From a public post on Facebook by Rt Hon James Cleverly MP
“I have received a lot of correspondence about the Black Lives Matter protests and racism in the UK. I have taken some time to reply to these because I wanted to think carefully about the situation and my response. This is not the time for knee-jerk responses or hot takes.
I have been at the receiving end of racist abuse, and racist attitudes, thankfully it has been rare and has not held me back. Others have had much worse than me and I completely understand the anger, grief, and frustration that they feel.
The killing of George Floyd was a terrible and unacceptable act and I am pleased that the police officers involved have been arrested.
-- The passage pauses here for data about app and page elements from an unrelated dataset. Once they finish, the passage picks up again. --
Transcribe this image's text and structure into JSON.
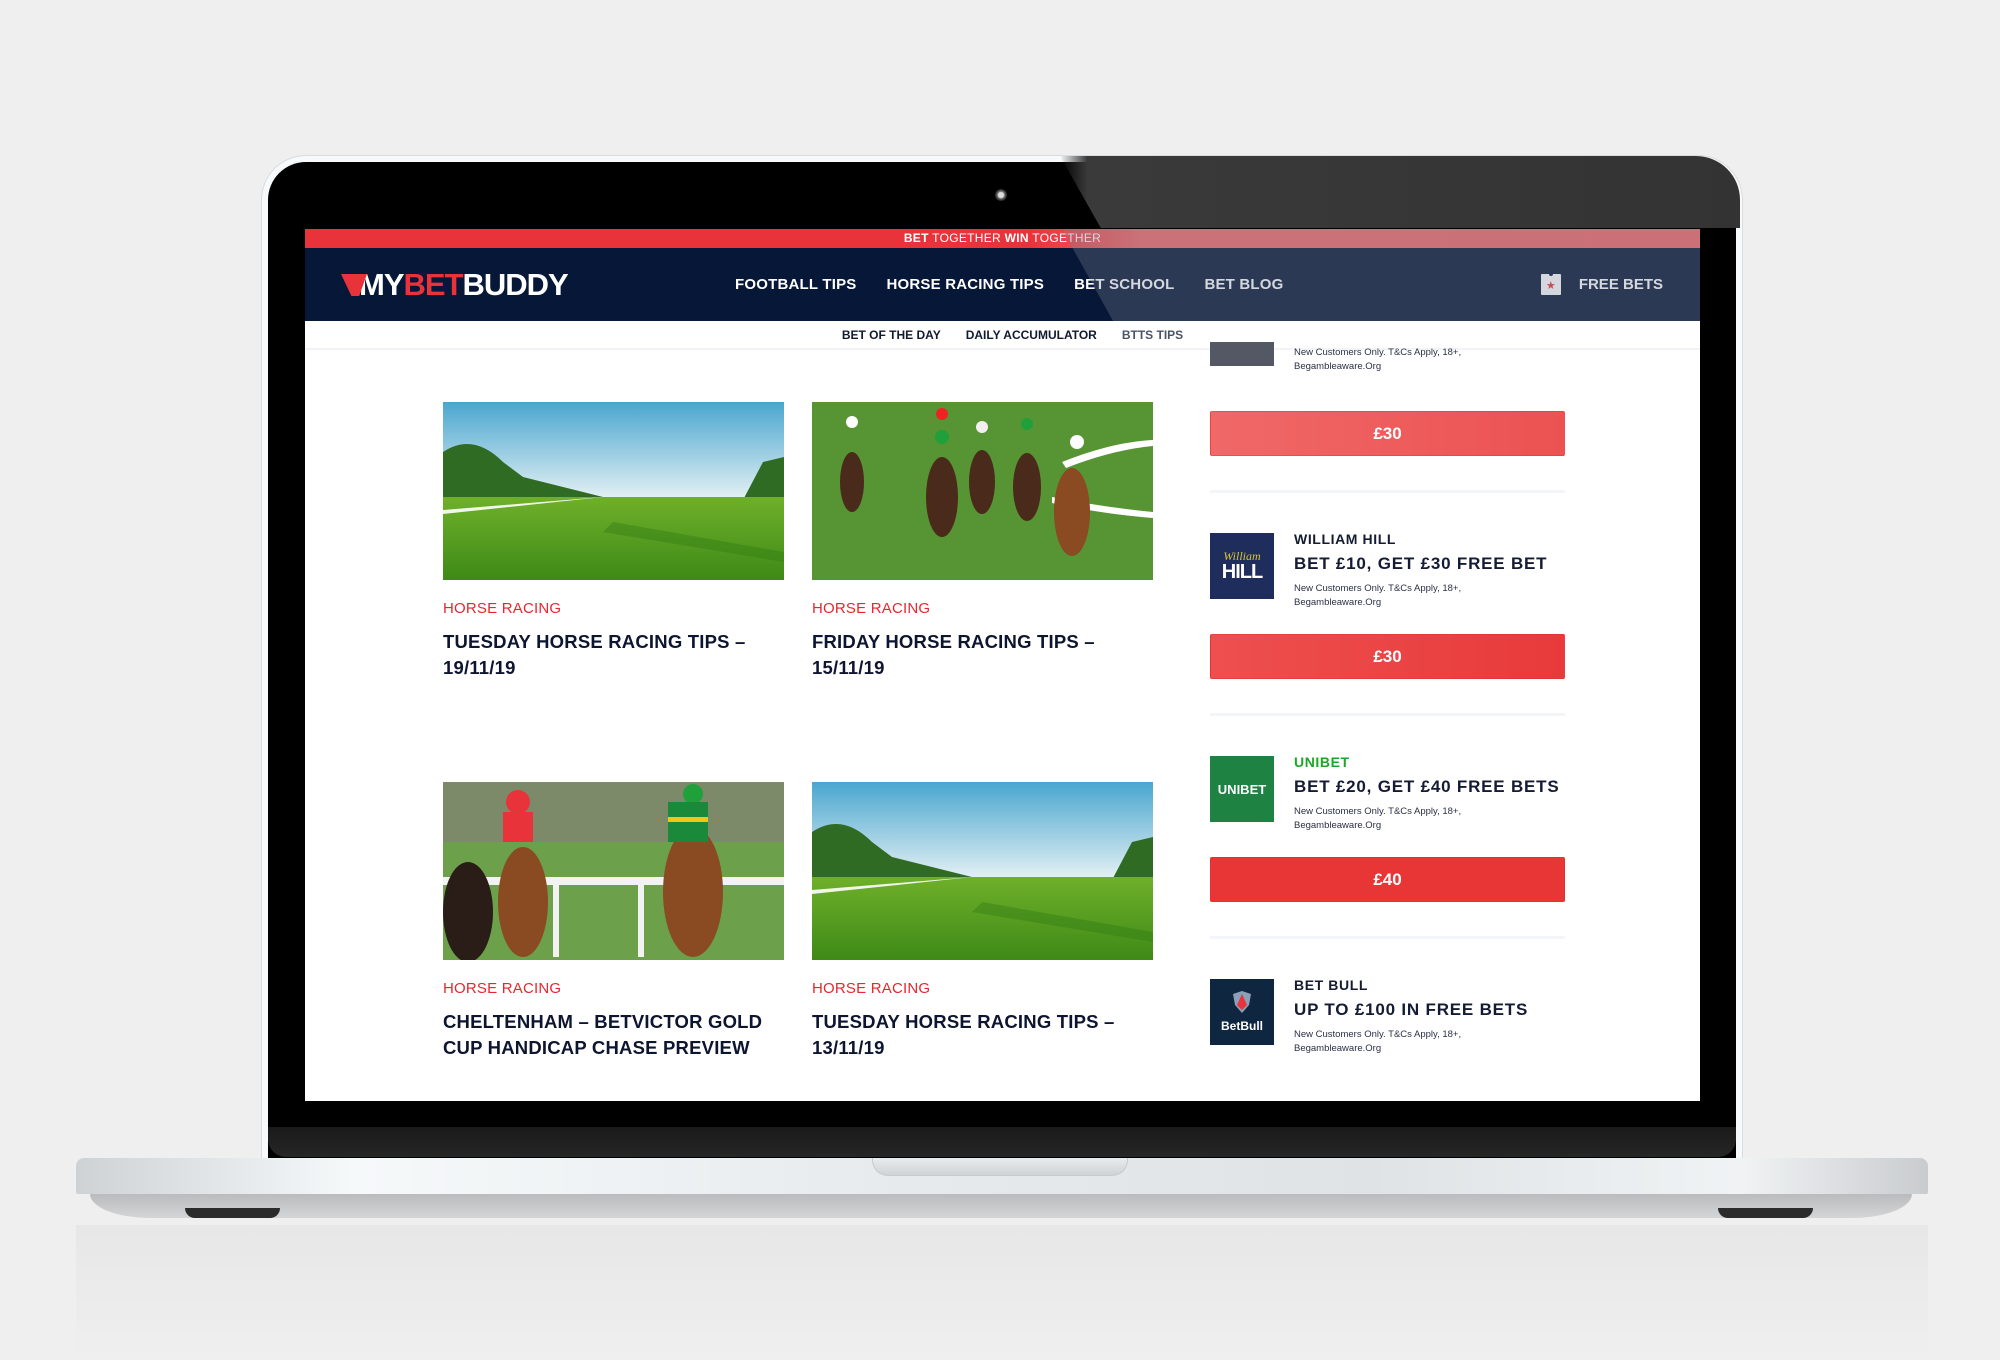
{
  "topbar": {
    "part1": "BET",
    "part2": " TOGETHER ",
    "part3": "WIN",
    "part4": " TOGETHER"
  },
  "header": {
    "logo": {
      "my": "MY",
      "bet": "BET",
      "buddy": "BUDDY"
    },
    "nav": [
      {
        "label": "FOOTBALL TIPS"
      },
      {
        "label": "HORSE RACING TIPS"
      },
      {
        "label": "BET SCHOOL"
      },
      {
        "label": "BET BLOG"
      }
    ],
    "free_bets_label": "FREE BETS",
    "free_bets_icon": "ticket-star-icon"
  },
  "subnav": [
    {
      "label": "BET OF THE DAY"
    },
    {
      "label": "DAILY ACCUMULATOR"
    },
    {
      "label": "BTTS TIPS"
    }
  ],
  "articles": [
    {
      "category": "HORSE RACING",
      "title": "TUESDAY HORSE RACING TIPS – 19/11/19",
      "image": "empty-racecourse-photo"
    },
    {
      "category": "HORSE RACING",
      "title": "FRIDAY HORSE RACING TIPS – 15/11/19",
      "image": "horses-racing-bend-photo"
    },
    {
      "category": "HORSE RACING",
      "title": "CHELTENHAM – BETVICTOR GOLD CUP HANDICAP CHASE PREVIEW",
      "image": "jockeys-racing-rail-photo"
    },
    {
      "category": "HORSE RACING",
      "title": "TUESDAY HORSE RACING TIPS – 13/11/19",
      "image": "empty-racecourse-photo"
    }
  ],
  "offers": [
    {
      "brand": "",
      "headline": "",
      "terms_line1": "New Customers Only. T&Cs Apply, 18+,",
      "terms_line2": "Begambleaware.Org",
      "cta": "£30",
      "cta_color": "#ee5a5a"
    },
    {
      "brand": "WILLIAM HILL",
      "brand_color": "#141b33",
      "headline": "BET £10, GET £30 FREE BET",
      "terms_line1": "New Customers Only. T&Cs Apply, 18+,",
      "terms_line2": "Begambleaware.Org",
      "cta": "£30",
      "cta_color": "#ec4646",
      "logo_text_top": "William",
      "logo_text_bottom": "HILL",
      "logo_bg": "#1e2d5c"
    },
    {
      "brand": "UNIBET",
      "brand_color": "#1aa826",
      "headline": "BET £20, GET £40 FREE BETS",
      "terms_line1": "New Customers Only. T&Cs Apply, 18+,",
      "terms_line2": "Begambleaware.Org",
      "cta": "£40",
      "cta_color": "#e83535",
      "logo_text": "UNIBET",
      "logo_bg": "#1e8242"
    },
    {
      "brand": "BET BULL",
      "brand_color": "#141b33",
      "headline": "UP TO £100 IN FREE BETS",
      "terms_line1": "New Customers Only. T&Cs Apply, 18+,",
      "terms_line2": "Begambleaware.Org",
      "logo_text": "BetBull",
      "logo_bg": "#0e2640"
    }
  ],
  "colors": {
    "brand_red": "#e8333b",
    "navy": "#061737",
    "category_red": "#e8262f"
  }
}
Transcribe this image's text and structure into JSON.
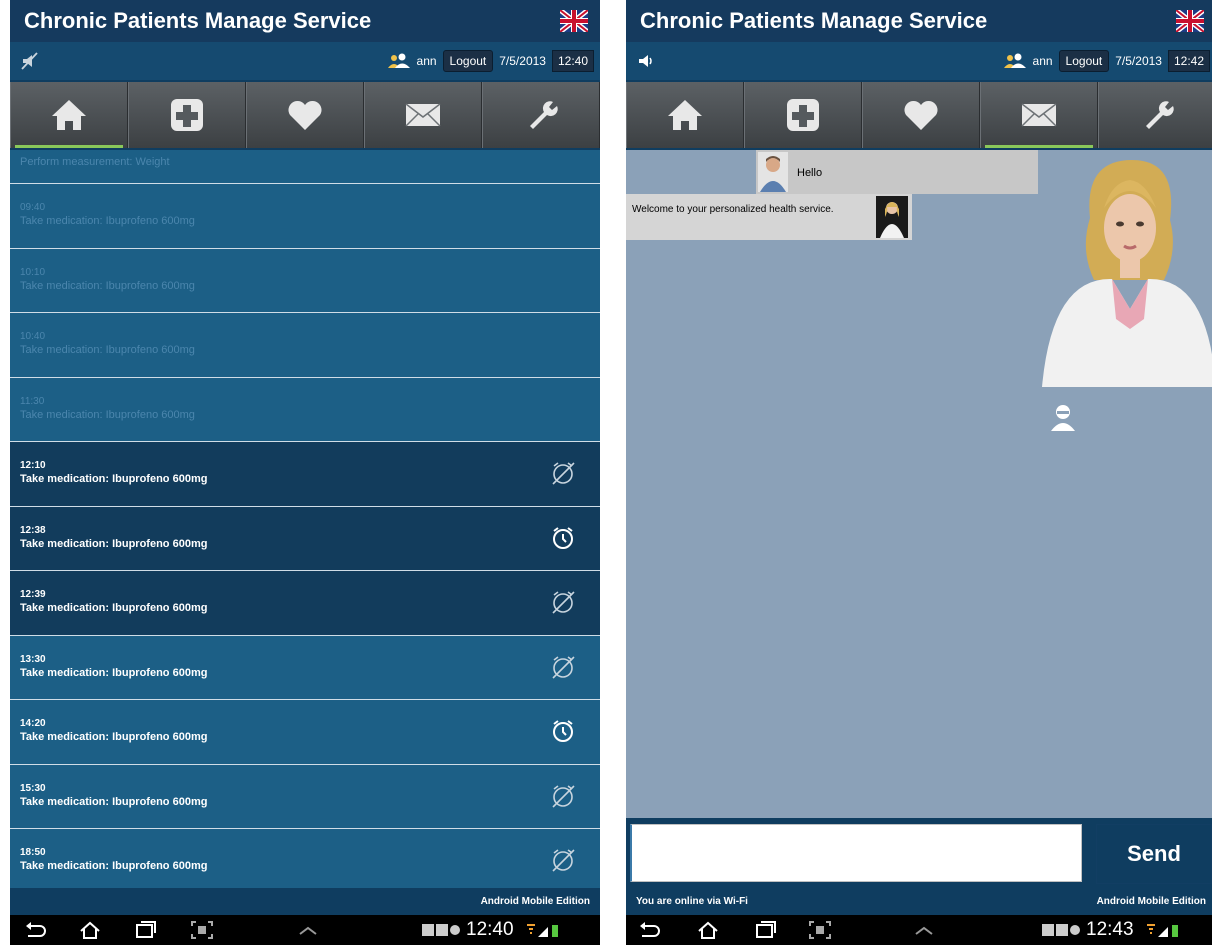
{
  "left_screen": {
    "app_title": "Chronic Patients Manage Service",
    "status": {
      "user": "ann",
      "logout_label": "Logout",
      "date": "7/5/2013",
      "time": "12:40"
    },
    "tabs": [
      "home",
      "medical",
      "health",
      "messages",
      "settings"
    ],
    "active_tab": "home",
    "list": [
      {
        "time": "",
        "text": "Perform measurement: Weight",
        "state": "past",
        "icon": ""
      },
      {
        "time": "09:40",
        "text": "Take medication: Ibuprofeno 600mg",
        "state": "past",
        "icon": ""
      },
      {
        "time": "10:10",
        "text": "Take medication: Ibuprofeno 600mg",
        "state": "past",
        "icon": ""
      },
      {
        "time": "10:40",
        "text": "Take medication: Ibuprofeno 600mg",
        "state": "past",
        "icon": ""
      },
      {
        "time": "11:30",
        "text": "Take medication: Ibuprofeno 600mg",
        "state": "past",
        "icon": ""
      },
      {
        "time": "12:10",
        "text": "Take medication: Ibuprofeno 600mg",
        "state": "current",
        "icon": "alarm-off-icon"
      },
      {
        "time": "12:38",
        "text": "Take medication: Ibuprofeno 600mg",
        "state": "current",
        "icon": "alarm-clock-icon"
      },
      {
        "time": "12:39",
        "text": "Take medication: Ibuprofeno 600mg",
        "state": "current",
        "icon": "alarm-off-icon"
      },
      {
        "time": "13:30",
        "text": "Take medication: Ibuprofeno 600mg",
        "state": "future",
        "icon": "alarm-off-icon"
      },
      {
        "time": "14:20",
        "text": "Take medication: Ibuprofeno 600mg",
        "state": "future",
        "icon": "alarm-clock-icon"
      },
      {
        "time": "15:30",
        "text": "Take medication: Ibuprofeno 600mg",
        "state": "future",
        "icon": "alarm-off-icon"
      },
      {
        "time": "18:50",
        "text": "Take medication: Ibuprofeno 600mg",
        "state": "future",
        "icon": "alarm-off-icon"
      }
    ],
    "footer": {
      "edition": "Android Mobile Edition"
    },
    "system_clock": "12:40"
  },
  "right_screen": {
    "app_title": "Chronic Patients Manage Service",
    "status": {
      "user": "ann",
      "logout_label": "Logout",
      "date": "7/5/2013",
      "time": "12:42"
    },
    "active_tab": "messages",
    "messages": [
      {
        "from": "user",
        "text": "Hello"
      },
      {
        "from": "assistant",
        "text": "Welcome to your personalized health service."
      }
    ],
    "compose": {
      "input_value": "",
      "send_label": "Send"
    },
    "footer": {
      "online": "You are online via Wi-Fi",
      "edition": "Android Mobile Edition"
    },
    "system_clock": "12:43"
  },
  "colors": {
    "title_bar": "#153a5e",
    "list_bg": "#1c5f86",
    "list_current": "#123c5c",
    "chat_bg": "#8ba1b8",
    "active_tab_indicator": "#8ac85a"
  }
}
It is also clear that there are still divisions in society that need to be addressed. While I recognise this is true here in the UK, the situation in the USA is of a very different scale and nature.
I support the right to lawful protest and recognise that the vast majority of people wish to make their voices heard rather than cause trouble. As with all protests there will be a small number of people who allow their tempers to boil over, and an even smaller number who seek to manipulate the event and cause trouble.
The people who initiate violence, cause vandalism, and desecrate war memorials are undermining the efforts of those protesting. Indeed, their actions provide ammunition for racists to justify their prejudice, I struggle to imagine something more counterproductive.
I am proud that our police officers have acted with dignity and restraint, despite intense provocation by a minority of protesters.
In terms of my own actions; I have worked to help and support Black Britons throughout my time in politics.
My first political role was as Boris Johnson’s Youth Ambassador when he was Mayor of London. We worked to break the cycle of violence that disproportionately impacted black boys, improve their educational attainment, find mentors, and help find sustained employment.
I liaised with the Metropolitan Police and the London Ambulance Service to ensure the police are better able to deal with people who have an acute mental health episode and reduce the risk of death after police contact, both which disproportionately affect black communities.
Since becoming an MP I am proud that my government initiated the Race Disparity Audit to find and address hidden and subconscious discrimination in the UK.
I have supported and mentored aspiring BAME politicians and through the work that I and my predecessor Conservative Party Chairs have done we have record number of Black Conservative MPs.
I am also proud that we now teach and celebrate the contribution of Black Britons through Black History Month and more widely in the school syllabus. Children are taught a more critical assessment of the British Empire, and historical figures. This is a huge positive step when compared with my time at school.
I have no doubt that contemporary Britain is the best place in the world to be black but the recent BLM protests show there is still more work to do.
I will continue to work to achieve a fair and truly colour-blind society here in the UK.”